▽

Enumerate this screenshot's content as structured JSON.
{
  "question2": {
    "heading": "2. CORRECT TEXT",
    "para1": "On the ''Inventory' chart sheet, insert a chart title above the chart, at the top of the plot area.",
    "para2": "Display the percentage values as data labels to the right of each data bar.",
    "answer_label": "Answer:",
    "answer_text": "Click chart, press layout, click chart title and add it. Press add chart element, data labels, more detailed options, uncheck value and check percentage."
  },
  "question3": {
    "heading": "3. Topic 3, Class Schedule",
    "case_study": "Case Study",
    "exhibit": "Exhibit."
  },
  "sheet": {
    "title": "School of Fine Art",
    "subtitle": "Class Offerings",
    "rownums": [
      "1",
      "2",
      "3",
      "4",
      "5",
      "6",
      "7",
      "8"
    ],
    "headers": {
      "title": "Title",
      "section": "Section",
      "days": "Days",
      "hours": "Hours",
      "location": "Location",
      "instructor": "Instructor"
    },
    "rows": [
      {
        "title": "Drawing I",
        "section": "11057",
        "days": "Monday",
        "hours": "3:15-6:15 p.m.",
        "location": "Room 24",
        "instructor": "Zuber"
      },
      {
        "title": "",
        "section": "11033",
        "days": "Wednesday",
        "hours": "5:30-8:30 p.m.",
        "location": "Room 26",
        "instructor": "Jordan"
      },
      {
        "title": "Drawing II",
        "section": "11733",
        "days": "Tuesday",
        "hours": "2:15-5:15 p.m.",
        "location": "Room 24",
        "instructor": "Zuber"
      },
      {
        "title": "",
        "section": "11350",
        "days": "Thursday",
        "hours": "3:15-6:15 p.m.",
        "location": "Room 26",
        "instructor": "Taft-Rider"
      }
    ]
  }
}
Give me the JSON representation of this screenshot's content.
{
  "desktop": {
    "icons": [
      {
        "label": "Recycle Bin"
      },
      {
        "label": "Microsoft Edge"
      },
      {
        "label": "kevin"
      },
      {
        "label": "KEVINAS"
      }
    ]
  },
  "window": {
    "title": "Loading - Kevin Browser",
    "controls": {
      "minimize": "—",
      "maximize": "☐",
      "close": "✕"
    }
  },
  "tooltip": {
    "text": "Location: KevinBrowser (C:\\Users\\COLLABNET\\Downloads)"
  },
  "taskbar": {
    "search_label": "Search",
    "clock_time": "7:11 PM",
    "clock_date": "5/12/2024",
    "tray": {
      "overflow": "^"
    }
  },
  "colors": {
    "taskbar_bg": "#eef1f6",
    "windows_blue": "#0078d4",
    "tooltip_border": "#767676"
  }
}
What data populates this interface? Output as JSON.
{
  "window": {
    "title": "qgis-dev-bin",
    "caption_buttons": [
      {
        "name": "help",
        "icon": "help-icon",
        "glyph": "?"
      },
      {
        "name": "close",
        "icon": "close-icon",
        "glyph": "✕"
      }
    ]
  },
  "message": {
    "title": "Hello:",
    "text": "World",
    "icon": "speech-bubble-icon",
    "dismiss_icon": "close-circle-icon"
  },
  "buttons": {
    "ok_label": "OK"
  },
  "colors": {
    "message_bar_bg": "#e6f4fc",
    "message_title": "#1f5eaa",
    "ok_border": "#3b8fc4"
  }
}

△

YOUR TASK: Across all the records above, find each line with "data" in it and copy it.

EXERCISE RESULT:
    "para2": "Display the percentage values as data labels to the right of each data bar.",
    "answer_text": "Click chart, press layout, click chart title and add it. Press add chart element, data labels, more detailed options, uncheck value and check percentage."
What data populates this interface? Output as JSON.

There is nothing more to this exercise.